First things first.
This post is inspired by the Statement on Social Justice and the Gospel that stirred and spurred much discussion among Christians on social media. (By the way, I read and signed it, and I would encourage you to do the same.)
There are a lot of differences between Christians. It can be easy to distort such conflicts as simply an Either/Or binary. Some try to assuage the “other side” by asserting that the Either/Or must instead be understood as Both/And.
But a lot of these differences—at least between true Christians—are differences of emphasis. As I have thought about many internal conversations between Christians of various stripes, I theorize: Some issues truly are Either/Or. Some issues truly are Both/And. But too often overlooked is the possibility that the issue is actually what I have come to call First/Second. This is literally what it means to “prioritize”—to determine what comes first.
Look through this list and see if a prioritizing of the issues between “first” and “second” one way or the other might help to clarify both the division and the unity of various believers.
- Believing the right things (orthodoxy) vs. living the right way (orthopraxy)
- Preaching the gospel vs. applying the gospel
- Worshiping God vs. serving God
- Emphasizing God’s judgment against sin vs. emphasizing God’s mercy on sinners
- Scrutinizing what is said (substance) vs. scrutinizing how it is said (optics)
- Focusing on individual evil (contra righteousness) vs. focusing on societal evil (contra justice)
- Tending the spiritual needs of people vs. tending the physical needs of people
- Training up Christians (discipleship) vs. proclaiming the good news to unbelievers (evangelism)
- Loving God vs. loving one’s neighbor
As I understand each of these vs. statements (and this list could be much longer), each side presents an important issue, and each side offers a complementary truth to its counterpart, but the second item in each pair seems to be contingent on its neighbor. In some way, I believe the items mentioned first must come first, and only then can the second items build on the foundation of the first.
But here I confess, I could very well be wrong. Maybe I have framed this handful of issues unfairly. I don’t think so, I hope not, but it IS possible. And I do not want to be wrong.

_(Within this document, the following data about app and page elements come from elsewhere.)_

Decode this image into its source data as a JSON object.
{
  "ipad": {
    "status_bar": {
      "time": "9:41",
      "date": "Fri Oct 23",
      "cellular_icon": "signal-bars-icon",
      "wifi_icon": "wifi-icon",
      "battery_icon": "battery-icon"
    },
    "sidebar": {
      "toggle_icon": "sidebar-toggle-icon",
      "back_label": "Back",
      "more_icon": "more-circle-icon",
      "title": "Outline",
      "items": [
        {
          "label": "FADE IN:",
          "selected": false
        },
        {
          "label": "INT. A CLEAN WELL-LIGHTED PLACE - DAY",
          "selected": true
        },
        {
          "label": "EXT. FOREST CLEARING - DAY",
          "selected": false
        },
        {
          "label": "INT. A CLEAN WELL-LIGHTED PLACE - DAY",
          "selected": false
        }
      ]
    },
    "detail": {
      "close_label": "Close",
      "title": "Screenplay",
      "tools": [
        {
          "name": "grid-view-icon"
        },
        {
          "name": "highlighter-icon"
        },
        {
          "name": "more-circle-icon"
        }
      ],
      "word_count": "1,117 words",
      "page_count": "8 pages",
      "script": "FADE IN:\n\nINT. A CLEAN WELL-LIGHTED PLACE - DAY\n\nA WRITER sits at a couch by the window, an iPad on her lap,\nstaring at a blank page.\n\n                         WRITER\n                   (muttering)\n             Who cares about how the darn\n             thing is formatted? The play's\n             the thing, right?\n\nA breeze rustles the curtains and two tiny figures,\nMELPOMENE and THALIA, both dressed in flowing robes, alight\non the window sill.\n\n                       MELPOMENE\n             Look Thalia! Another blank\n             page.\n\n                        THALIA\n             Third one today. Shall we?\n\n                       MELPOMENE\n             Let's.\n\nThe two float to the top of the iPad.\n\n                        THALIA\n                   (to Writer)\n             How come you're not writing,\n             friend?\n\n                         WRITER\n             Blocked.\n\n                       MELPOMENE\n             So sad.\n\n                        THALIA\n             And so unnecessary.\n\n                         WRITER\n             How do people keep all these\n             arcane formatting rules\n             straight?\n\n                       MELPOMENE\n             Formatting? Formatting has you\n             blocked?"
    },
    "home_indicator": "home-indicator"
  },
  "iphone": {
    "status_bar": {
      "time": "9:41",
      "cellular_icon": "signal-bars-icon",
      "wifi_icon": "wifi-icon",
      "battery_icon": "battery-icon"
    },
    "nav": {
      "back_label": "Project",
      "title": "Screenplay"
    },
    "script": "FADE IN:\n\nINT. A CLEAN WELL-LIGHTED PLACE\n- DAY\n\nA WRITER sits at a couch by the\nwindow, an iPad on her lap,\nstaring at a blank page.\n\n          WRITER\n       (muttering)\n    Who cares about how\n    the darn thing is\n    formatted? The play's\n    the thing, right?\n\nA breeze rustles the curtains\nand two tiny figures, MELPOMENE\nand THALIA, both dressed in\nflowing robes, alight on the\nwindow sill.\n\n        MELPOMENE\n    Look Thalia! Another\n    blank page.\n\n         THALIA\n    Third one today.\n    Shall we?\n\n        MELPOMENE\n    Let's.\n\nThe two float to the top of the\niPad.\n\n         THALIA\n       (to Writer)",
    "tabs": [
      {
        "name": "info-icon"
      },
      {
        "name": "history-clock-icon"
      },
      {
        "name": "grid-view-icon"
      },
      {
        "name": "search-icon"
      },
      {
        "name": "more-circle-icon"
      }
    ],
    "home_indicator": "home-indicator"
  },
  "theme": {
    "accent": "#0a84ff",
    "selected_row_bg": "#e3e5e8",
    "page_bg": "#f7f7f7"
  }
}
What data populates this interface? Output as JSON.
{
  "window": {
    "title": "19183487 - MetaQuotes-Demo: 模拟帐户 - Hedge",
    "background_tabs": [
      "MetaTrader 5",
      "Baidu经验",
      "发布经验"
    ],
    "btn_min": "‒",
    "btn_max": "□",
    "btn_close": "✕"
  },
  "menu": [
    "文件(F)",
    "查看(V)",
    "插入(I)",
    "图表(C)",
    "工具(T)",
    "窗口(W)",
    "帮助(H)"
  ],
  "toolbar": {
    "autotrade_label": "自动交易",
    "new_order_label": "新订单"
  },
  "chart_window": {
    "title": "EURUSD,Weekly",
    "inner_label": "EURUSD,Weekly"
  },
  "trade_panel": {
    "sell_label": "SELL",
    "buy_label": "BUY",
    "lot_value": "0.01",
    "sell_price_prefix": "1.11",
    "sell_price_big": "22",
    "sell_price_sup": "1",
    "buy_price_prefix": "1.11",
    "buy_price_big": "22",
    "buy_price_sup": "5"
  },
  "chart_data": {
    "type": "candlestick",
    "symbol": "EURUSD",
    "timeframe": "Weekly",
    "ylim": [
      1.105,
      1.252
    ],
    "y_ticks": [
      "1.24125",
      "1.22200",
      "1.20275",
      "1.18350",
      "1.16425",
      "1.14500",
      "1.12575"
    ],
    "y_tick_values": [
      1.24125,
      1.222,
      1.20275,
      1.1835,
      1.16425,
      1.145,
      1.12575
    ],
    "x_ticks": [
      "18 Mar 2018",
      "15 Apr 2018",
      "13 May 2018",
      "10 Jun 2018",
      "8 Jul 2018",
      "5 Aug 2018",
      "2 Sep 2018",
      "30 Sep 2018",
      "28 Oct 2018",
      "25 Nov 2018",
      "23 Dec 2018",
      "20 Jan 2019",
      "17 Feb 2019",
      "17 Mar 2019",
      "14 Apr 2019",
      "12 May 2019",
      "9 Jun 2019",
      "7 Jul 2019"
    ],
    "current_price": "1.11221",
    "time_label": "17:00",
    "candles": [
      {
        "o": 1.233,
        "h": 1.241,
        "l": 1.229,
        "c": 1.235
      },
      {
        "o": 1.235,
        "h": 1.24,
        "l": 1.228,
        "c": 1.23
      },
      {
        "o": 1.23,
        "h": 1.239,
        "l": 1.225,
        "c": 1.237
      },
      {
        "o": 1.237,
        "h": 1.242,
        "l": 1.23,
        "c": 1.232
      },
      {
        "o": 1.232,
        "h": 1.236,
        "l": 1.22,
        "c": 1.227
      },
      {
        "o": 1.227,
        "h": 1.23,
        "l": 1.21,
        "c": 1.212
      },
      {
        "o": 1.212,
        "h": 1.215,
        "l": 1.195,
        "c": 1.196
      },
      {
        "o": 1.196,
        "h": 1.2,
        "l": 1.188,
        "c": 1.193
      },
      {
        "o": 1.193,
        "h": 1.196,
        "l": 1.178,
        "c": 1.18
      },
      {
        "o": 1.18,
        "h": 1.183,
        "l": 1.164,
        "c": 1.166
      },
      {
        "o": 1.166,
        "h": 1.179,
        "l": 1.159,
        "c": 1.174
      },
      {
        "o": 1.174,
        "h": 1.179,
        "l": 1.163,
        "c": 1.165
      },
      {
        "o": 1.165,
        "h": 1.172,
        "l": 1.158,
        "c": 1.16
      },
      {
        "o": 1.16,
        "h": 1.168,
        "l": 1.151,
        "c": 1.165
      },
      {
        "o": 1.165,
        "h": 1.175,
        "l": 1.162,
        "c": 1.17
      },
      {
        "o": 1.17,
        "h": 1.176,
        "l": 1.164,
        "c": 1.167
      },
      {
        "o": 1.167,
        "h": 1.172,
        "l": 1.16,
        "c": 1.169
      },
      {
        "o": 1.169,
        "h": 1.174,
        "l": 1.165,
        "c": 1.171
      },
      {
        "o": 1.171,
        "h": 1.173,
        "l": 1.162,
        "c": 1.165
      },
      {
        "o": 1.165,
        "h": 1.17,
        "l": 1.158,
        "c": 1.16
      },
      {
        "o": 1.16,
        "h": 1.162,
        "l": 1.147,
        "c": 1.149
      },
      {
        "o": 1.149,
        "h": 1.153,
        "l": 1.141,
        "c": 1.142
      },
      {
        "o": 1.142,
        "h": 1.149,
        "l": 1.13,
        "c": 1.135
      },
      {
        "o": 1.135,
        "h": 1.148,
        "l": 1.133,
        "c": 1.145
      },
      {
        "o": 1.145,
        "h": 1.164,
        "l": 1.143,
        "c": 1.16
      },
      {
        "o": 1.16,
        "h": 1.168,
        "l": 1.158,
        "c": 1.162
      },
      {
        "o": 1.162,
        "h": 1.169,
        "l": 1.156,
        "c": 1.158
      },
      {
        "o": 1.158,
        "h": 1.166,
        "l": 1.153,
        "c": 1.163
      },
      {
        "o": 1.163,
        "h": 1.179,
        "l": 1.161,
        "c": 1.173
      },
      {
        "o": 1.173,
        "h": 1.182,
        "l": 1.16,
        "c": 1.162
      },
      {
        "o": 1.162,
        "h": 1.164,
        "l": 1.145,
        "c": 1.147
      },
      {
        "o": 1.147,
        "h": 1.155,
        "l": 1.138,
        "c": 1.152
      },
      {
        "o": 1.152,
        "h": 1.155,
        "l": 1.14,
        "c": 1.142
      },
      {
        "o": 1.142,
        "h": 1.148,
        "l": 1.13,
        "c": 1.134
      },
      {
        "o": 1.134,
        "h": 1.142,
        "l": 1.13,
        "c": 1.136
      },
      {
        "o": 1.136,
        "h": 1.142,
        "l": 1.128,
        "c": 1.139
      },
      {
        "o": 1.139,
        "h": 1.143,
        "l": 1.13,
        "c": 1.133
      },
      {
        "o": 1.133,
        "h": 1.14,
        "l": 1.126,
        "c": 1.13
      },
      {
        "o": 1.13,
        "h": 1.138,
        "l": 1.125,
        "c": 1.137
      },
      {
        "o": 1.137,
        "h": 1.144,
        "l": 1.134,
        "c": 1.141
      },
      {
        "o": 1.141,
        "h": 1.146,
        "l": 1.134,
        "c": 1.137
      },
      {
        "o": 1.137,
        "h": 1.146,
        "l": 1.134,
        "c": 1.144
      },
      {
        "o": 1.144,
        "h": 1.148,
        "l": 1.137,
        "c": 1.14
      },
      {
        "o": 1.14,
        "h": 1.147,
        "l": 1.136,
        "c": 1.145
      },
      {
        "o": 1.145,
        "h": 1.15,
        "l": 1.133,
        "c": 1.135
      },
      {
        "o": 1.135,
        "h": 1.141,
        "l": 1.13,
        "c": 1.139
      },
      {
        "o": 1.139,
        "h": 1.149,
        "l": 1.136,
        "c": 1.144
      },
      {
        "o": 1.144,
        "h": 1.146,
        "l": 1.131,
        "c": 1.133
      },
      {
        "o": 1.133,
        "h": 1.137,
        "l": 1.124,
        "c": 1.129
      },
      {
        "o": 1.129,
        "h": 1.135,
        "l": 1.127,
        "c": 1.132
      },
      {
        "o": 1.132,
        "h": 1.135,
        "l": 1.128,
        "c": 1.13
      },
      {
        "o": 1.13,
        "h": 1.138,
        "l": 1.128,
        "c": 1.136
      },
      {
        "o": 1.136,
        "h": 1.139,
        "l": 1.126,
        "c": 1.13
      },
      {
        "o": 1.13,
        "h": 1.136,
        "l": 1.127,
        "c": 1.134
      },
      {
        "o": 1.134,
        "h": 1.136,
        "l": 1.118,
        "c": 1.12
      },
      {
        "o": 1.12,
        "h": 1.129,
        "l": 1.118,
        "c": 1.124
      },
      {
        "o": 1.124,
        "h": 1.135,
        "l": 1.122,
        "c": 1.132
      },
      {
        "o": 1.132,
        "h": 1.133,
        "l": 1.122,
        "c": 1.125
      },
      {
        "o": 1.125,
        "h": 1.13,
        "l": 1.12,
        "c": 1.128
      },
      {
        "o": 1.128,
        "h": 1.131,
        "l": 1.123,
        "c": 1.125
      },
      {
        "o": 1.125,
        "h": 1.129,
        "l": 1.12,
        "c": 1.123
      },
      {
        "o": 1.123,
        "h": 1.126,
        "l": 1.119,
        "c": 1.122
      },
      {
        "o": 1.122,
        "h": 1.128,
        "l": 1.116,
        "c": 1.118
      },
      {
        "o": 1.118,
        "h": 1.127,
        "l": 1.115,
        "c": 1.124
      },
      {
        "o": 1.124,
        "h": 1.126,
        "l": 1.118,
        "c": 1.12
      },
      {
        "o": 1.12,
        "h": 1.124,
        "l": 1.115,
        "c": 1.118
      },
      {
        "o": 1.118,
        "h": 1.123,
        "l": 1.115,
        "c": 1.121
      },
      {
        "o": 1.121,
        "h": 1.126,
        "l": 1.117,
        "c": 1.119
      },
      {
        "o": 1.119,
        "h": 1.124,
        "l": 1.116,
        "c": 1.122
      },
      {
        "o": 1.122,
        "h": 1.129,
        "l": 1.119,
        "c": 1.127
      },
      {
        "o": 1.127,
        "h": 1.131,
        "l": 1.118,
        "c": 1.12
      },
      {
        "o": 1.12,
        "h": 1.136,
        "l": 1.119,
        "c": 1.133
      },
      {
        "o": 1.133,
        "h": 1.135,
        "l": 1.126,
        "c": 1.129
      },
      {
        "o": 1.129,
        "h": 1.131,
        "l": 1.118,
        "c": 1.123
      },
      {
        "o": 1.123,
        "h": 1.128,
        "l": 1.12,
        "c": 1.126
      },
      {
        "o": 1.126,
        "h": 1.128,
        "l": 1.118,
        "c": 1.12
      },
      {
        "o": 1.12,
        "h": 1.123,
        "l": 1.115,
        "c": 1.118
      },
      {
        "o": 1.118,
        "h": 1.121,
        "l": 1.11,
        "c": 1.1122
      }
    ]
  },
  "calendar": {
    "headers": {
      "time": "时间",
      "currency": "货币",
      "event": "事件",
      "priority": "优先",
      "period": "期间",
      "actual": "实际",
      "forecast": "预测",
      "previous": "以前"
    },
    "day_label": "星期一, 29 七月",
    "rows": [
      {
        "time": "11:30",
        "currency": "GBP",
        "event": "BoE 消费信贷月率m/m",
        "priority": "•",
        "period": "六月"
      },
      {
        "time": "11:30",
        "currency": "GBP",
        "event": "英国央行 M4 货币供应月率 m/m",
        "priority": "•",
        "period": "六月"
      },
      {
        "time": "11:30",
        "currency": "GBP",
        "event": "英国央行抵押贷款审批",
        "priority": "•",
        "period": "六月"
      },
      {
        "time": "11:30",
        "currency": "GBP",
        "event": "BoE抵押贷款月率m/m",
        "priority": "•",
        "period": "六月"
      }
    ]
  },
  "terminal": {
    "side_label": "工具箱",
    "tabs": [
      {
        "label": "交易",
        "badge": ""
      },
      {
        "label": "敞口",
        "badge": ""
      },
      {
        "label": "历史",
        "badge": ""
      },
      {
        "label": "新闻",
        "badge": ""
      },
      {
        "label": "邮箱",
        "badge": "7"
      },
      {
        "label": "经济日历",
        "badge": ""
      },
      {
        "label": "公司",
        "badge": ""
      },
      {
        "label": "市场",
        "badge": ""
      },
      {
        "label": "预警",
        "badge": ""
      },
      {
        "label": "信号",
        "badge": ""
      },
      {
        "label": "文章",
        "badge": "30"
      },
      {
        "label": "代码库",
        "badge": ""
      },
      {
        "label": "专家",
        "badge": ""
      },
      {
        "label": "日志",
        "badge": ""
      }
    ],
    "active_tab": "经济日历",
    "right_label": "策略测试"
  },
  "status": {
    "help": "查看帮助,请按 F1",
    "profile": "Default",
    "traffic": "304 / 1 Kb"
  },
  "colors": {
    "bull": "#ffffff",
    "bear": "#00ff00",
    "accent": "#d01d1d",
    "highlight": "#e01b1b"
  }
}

So, I depend on you, faithful readers, to correct me if I err.
Or maybe I’m right.
Or maybe we’re both wrong, and the truth lies elsewhere.
Pastor Alistair Begg is fond of saying, “The main things are the plain things, and the plain things are the main things.” Similarly, my dad likes to say, “The main thing is to keep the main thing, the main thing.” Brothers and sisters, here’s what I believe is the plainest, “main-est” thing of all: Jesus is Lord.
So, whether you are on “my side” or “the other side” of the debate, or even somewhere in the middle…
Let’s all get our priorities straight.